* _Your instructions_
Your copy must hold every line of the records word for word. It must hold no pictures.

* _Task material_
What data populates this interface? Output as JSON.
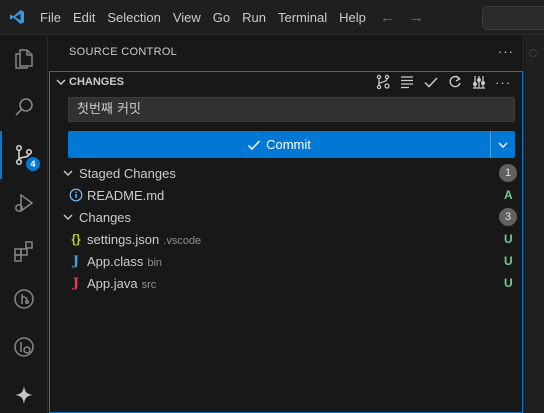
{
  "titlebar": {
    "menu": [
      "File",
      "Edit",
      "Selection",
      "View",
      "Go",
      "Run",
      "Terminal",
      "Help"
    ]
  },
  "activitybar": {
    "scm_badge": "4"
  },
  "sidebar": {
    "title": "SOURCE CONTROL",
    "section_title": "CHANGES",
    "commit_message": "첫번째 커밋",
    "commit_label": "Commit",
    "staged": {
      "label": "Staged Changes",
      "count": "1",
      "files": [
        {
          "name": "README.md",
          "dir": "",
          "status": "A",
          "icon": "info-icon"
        }
      ]
    },
    "changes": {
      "label": "Changes",
      "count": "3",
      "files": [
        {
          "name": "settings.json",
          "dir": ".vscode",
          "status": "U",
          "icon": "json-braces-icon"
        },
        {
          "name": "App.class",
          "dir": "bin",
          "status": "U",
          "icon": "java-class-icon"
        },
        {
          "name": "App.java",
          "dir": "src",
          "status": "U",
          "icon": "java-icon"
        }
      ]
    }
  },
  "colors": {
    "accent": "#0078d4",
    "untracked": "#73c991",
    "json_icon": "#cbcb41",
    "java_icon": "#e3424c",
    "class_icon": "#4d9bd6",
    "info_icon": "#75beff"
  }
}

* _Task output_
What data populates this interface? Output as JSON.
{
  "titlebar": {
    "menu": [
      "File",
      "Edit",
      "Selection",
      "View",
      "Go",
      "Run",
      "Terminal",
      "Help"
    ]
  },
  "activitybar": {
    "scm_badge": "4"
  },
  "sidebar": {
    "title": "SOURCE CONTROL",
    "section_title": "CHANGES",
    "commit_message": "첫번째 커밋",
    "commit_label": "Commit",
    "staged": {
      "label": "Staged Changes",
      "count": "1",
      "files": [
        {
          "name": "README.md",
          "dir": "",
          "status": "A",
          "icon": "info-icon"
        }
      ]
    },
    "changes": {
      "label": "Changes",
      "count": "3",
      "files": [
        {
          "name": "settings.json",
          "dir": ".vscode",
          "status": "U",
          "icon": "json-braces-icon"
        },
        {
          "name": "App.class",
          "dir": "bin",
          "status": "U",
          "icon": "java-class-icon"
        },
        {
          "name": "App.java",
          "dir": "src",
          "status": "U",
          "icon": "java-icon"
        }
      ]
    }
  },
  "colors": {
    "accent": "#0078d4",
    "untracked": "#73c991",
    "json_icon": "#cbcb41",
    "java_icon": "#e3424c",
    "class_icon": "#4d9bd6",
    "info_icon": "#75beff"
  }
}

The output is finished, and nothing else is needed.